Article by Catherine Porter,
Parents and grandparents jammed the small hall of Thornbury, a sleepy ski town north of Toronto, to glean tips on how to talk to their teenagers about the potential harms of marijuana.
Held less than a week before Canada was set to legalize cannabis, the public health session had a message for parents: Marijuana would be legal for adults, but it was not safe for young people. And parents needed to instill in their children the idea that pot could be dangerous.
“It’s been proven the brain doesn’t stop growing until you are 25, and yet we’re legally selling it to people at 19,” Jenny Hanley, an addictions counsellor, said as she left the meeting, 2 1/2 hours north of Toronto. “What the hell is our government thinking?”
Canada last month became the second country to make it legal for adults to buy, grow and consume small amounts of marijuana. But it also made it a crime to give it to anyone younger than 19 or 18, depending on the province, and set a penalty of up to 14 years in prison for doing so.

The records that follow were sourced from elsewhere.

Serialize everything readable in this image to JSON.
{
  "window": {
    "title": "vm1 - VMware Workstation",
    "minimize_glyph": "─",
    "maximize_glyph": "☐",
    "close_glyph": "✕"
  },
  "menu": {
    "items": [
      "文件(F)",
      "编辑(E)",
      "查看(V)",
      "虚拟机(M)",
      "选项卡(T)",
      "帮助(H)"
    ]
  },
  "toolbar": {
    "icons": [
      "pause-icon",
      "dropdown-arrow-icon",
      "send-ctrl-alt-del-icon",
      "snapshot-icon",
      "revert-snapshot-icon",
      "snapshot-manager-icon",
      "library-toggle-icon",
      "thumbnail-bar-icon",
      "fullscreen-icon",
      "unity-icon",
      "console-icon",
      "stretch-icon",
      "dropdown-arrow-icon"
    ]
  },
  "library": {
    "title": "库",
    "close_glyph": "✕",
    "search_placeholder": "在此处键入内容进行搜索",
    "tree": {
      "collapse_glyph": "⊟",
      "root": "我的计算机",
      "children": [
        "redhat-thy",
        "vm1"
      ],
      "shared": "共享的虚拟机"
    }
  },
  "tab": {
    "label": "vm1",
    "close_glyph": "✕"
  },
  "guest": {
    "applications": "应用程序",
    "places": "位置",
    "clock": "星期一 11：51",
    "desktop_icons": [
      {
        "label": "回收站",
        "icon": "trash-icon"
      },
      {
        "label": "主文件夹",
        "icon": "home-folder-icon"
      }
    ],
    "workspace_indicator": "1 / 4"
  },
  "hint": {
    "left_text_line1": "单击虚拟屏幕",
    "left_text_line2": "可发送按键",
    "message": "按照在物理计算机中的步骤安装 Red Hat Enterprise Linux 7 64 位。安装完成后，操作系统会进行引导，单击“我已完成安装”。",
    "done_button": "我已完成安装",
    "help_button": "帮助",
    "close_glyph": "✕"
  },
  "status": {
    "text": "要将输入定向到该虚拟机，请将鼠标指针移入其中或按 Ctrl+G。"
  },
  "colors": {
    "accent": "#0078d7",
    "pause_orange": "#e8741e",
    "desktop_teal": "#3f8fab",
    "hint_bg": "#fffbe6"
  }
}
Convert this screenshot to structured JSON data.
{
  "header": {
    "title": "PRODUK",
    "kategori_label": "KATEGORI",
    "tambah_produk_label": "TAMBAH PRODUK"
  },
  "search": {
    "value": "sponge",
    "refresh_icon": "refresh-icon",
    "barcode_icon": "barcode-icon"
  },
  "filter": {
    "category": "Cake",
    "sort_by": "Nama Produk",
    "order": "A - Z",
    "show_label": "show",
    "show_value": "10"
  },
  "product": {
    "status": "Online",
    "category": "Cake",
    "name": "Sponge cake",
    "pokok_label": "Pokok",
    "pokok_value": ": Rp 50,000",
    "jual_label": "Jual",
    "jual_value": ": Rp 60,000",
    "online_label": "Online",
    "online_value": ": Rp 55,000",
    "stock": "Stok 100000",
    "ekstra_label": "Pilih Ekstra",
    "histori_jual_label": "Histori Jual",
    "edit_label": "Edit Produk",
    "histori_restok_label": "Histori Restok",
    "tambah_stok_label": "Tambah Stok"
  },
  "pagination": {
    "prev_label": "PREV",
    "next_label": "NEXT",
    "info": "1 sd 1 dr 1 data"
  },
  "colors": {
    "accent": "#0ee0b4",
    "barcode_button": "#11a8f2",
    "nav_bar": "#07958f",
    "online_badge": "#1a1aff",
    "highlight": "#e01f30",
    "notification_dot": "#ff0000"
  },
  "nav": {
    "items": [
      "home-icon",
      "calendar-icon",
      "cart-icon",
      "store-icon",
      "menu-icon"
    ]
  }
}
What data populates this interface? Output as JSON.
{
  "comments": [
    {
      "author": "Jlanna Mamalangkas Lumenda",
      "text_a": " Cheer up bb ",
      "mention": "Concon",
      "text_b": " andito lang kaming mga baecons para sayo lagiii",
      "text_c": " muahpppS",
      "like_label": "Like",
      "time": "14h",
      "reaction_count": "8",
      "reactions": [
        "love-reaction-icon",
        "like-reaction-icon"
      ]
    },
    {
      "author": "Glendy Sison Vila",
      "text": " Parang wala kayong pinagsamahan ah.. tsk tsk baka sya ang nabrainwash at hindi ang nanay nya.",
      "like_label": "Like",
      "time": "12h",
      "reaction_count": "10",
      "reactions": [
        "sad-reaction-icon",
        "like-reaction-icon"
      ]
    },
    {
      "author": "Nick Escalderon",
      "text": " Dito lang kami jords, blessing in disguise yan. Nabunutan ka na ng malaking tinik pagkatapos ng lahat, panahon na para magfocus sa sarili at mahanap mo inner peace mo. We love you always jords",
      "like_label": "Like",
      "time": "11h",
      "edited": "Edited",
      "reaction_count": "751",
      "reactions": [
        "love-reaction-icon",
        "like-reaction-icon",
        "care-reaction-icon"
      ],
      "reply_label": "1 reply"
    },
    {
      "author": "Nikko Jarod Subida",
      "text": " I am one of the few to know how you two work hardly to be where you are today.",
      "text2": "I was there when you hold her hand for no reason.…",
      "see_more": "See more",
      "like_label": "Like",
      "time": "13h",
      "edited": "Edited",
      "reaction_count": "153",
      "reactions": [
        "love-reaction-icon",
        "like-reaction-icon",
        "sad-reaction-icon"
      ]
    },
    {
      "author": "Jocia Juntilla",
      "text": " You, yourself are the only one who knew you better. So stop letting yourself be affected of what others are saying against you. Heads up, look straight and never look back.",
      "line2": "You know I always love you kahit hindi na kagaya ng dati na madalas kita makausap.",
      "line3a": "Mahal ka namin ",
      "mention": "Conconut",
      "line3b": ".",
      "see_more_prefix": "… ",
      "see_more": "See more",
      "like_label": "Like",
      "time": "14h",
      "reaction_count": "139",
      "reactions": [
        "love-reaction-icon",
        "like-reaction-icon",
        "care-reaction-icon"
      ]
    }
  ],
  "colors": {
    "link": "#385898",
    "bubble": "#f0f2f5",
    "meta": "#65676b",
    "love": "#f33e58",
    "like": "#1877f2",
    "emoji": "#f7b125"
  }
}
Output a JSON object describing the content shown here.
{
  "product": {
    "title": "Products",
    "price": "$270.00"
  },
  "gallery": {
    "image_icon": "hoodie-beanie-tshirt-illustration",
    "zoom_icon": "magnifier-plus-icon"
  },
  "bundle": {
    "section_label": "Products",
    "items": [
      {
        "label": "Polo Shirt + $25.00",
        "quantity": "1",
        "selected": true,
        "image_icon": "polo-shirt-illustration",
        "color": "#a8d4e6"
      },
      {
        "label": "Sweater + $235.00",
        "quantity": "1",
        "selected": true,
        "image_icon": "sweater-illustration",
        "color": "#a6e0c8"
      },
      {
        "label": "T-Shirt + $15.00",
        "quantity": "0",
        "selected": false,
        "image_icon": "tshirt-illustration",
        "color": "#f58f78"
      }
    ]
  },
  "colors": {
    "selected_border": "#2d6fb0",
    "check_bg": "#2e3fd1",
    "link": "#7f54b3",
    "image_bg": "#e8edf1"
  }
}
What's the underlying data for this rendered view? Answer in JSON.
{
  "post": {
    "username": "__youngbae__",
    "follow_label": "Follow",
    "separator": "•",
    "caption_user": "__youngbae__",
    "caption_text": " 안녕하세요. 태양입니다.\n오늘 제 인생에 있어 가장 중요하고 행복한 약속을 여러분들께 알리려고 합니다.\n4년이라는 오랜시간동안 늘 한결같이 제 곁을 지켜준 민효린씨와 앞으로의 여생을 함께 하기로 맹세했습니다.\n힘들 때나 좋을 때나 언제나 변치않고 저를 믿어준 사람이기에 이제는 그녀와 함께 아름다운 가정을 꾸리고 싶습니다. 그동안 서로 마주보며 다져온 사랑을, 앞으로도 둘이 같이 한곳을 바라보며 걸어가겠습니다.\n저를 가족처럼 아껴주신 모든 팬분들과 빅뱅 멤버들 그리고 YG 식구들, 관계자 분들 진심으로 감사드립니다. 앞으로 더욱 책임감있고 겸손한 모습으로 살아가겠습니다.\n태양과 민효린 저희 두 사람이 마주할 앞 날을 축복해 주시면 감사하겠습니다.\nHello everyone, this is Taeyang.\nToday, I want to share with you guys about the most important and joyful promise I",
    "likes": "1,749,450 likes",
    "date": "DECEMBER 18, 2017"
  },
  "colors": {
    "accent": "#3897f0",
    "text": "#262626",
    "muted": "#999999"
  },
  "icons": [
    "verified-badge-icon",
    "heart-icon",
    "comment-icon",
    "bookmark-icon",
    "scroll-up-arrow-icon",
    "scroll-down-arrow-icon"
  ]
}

At the same time, the government began an $83 million public education campaign, much of it targeting Canadian youths, that warns of pot’s dangers.